What is an editorial cartoon?
• Editorial cartoons are comics with a purpose.
• Also called political cartoons, they make a comment about issues in the news
• Editorial cartoons are opinion-based. They have a point of view. Not objective.
Why are they effective?
• Visually powerful.
• Quick and easy to read – people who won’t read an entire editorial will glance at a cartoon
• Easy to understand – they’re not often subtle, so most people get the message quickly
• The combination of words and images gives an editorial cartoonist a unique way of commenting on the news.
• Because he or she isn’t obligated to be objective, a good cartoonist can sway public opinion about an issue.
What makes editorial cartoons
• Good editorial cartoonists rely on a toolkit of persuasive and artistic techniques to generate a response in the reader.
• When used effectively, the techniques discussed on the following slides can create strong emotional and logical responses in a reader.
• Many cartoonists are interested in starting a debate or a discussion.
• You may not agree with the opinion presented, but if it prompts you to talk about it, it can be considered a success. Editorial cartoonists want to influence the public discourse.
SymbolismoOne thing stands in for something
else. Editorial cartoons rely on images.

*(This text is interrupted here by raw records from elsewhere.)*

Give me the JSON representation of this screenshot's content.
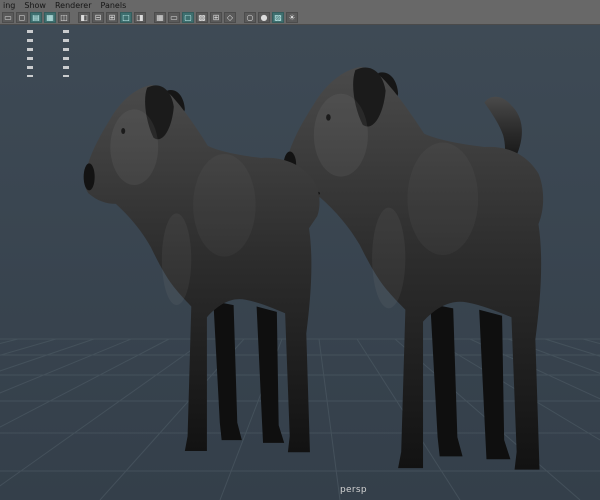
{
  "menu_bar": {
    "items": [
      "ing",
      "Show",
      "Renderer",
      "Panels"
    ]
  },
  "toolbar": {
    "icons": [
      {
        "name": "select-camera-icon",
        "glyph": "▭",
        "teal": false,
        "gap": false
      },
      {
        "name": "camera-lock-icon",
        "glyph": "◻",
        "teal": false,
        "gap": false
      },
      {
        "name": "camera-attributes-icon",
        "glyph": "▤",
        "teal": true,
        "gap": false
      },
      {
        "name": "bookmarks-icon",
        "glyph": "▦",
        "teal": true,
        "gap": false
      },
      {
        "name": "image-plane-icon",
        "glyph": "◫",
        "teal": false,
        "gap": false
      },
      {
        "name": "two-pane-layout-icon",
        "glyph": "◧",
        "teal": false,
        "gap": true
      },
      {
        "name": "stacked-pane-layout-icon",
        "glyph": "⊟",
        "teal": false,
        "gap": false
      },
      {
        "name": "four-pane-layout-icon",
        "glyph": "⊞",
        "teal": false,
        "gap": false
      },
      {
        "name": "single-pane-layout-icon",
        "glyph": "□",
        "teal": true,
        "gap": false
      },
      {
        "name": "outliner-layout-icon",
        "glyph": "◨",
        "teal": false,
        "gap": false
      },
      {
        "name": "grid-toggle-icon",
        "glyph": "▦",
        "teal": false,
        "gap": true
      },
      {
        "name": "film-gate-icon",
        "glyph": "▭",
        "teal": false,
        "gap": false
      },
      {
        "name": "resolution-gate-icon",
        "glyph": "▢",
        "teal": true,
        "gap": false
      },
      {
        "name": "gate-mask-icon",
        "glyph": "▩",
        "teal": false,
        "gap": false
      },
      {
        "name": "field-chart-icon",
        "glyph": "⊞",
        "teal": false,
        "gap": false
      },
      {
        "name": "safe-action-icon",
        "glyph": "◇",
        "teal": false,
        "gap": false
      },
      {
        "name": "wireframe-icon",
        "glyph": "○",
        "teal": false,
        "gap": true
      },
      {
        "name": "shaded-mode-icon",
        "glyph": "●",
        "teal": false,
        "gap": false
      },
      {
        "name": "textured-mode-icon",
        "glyph": "▨",
        "teal": true,
        "gap": false
      },
      {
        "name": "lighting-icon",
        "glyph": "☀",
        "teal": false,
        "gap": false
      }
    ]
  },
  "viewport": {
    "camera_label": "persp",
    "grid_visible": true,
    "models": [
      {
        "name": "dog-model-left",
        "description": "gray shaded standing dog model, tail down"
      },
      {
        "name": "dog-model-right",
        "description": "gray shaded standing dog model, mouth open, tail raised"
      }
    ]
  },
  "colors": {
    "header_bg": "#686868",
    "menu_text": "#151515",
    "viewport_bg_top": "#3e4a55",
    "viewport_bg_bottom": "#343f4a",
    "grid_line": "#48555f",
    "model_shade_light": "#4a4a4a",
    "model_shade_dark": "#121212",
    "icon_teal": "#3e6f6f",
    "camera_label_color": "#d2d2d2"
  }
}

There isn’t time or space to use enough text to explain complex issues.
oAs a result, a complex issue or a large group of diverse people may be distilled down to a single image.
What do these symbolize?
• A dove?
• A beaver?
• Uncle Sam?
• A bull and a bear?
• A white flag?
• The U.S.A.
• The stock market
Exaggeration / Distortion
oCertain elements of the visual are distorted to draw extra attention to them. oWhat is distorted and how it is
distorted will depend largely on the effect the artist hopes to create.
• For example, a politician or country that is acting like a bully might be made disproportionately huge.
• An overwhelming underdog might be made just as disproportionately small.
Stereotypes• Stereotypes are more often than not
insulting, generalizations that may or may not have any basis in fact.
• That said, they can be put to incredibly effective use by immoral and/or unscrupulous people.
• Some stereotypes are less negative and can be used by the artist to create humour, etc.
Caricature • Caricatures help us identify news figures
quickly by emphasizing and exaggerating the most recognizable features of the person.
• Caricatures are not always flattering, but make it clear who the artist is drawing, even if his or her artistic skills are limited.
Humour and Irony
oHumour can sometimes take the edge off a serious or controversial subject.
oHumour can also be used to ridicule a person, group or issue that that the artist believes to be embarrassing or wrong.
oBy making people laugh at something, the artist has the power to make it less powerful.
oIrony: (a statement that is the opposite of what is meant) can also be used to draw attention to an issue that is important to the artist.
Captions and Labels
oWords can be used (very few words, however) to emphasize or explain some aspect of the drawing.
oThe artist may also use captions and labels to make it completely clear who or what is pictured in the drawing.
oA picture may be worth a thousand words, but sometimes one or two more words make the picture worth even more.
• Part I - Choose one of the cartoons in this PowerPoint and find another cartoon of your own choosing from one of the following sites:– http://cagle.msnbc.com/– http://www.canadiancartoonists.com/
• Complete the Political Cartoon Analysis sheet provided
• Complete the following for one of the two cartoons you’ve analyzed: –Briefly describe the cartoon
–What issue is being addressed?
–List the key objects in the cartoon
–What is the cartoon’s message? In other words, how do you think the cartoonist feels about the issue? (What gives away his or her bias?)
• Is the artist successful in sending the message? Is the cartoon effective? Why or why not?
• Is there any person or group that might be particularly offended by this cartoon? Would they be justified in this feeling?
• Submit the final product via email: [email protected]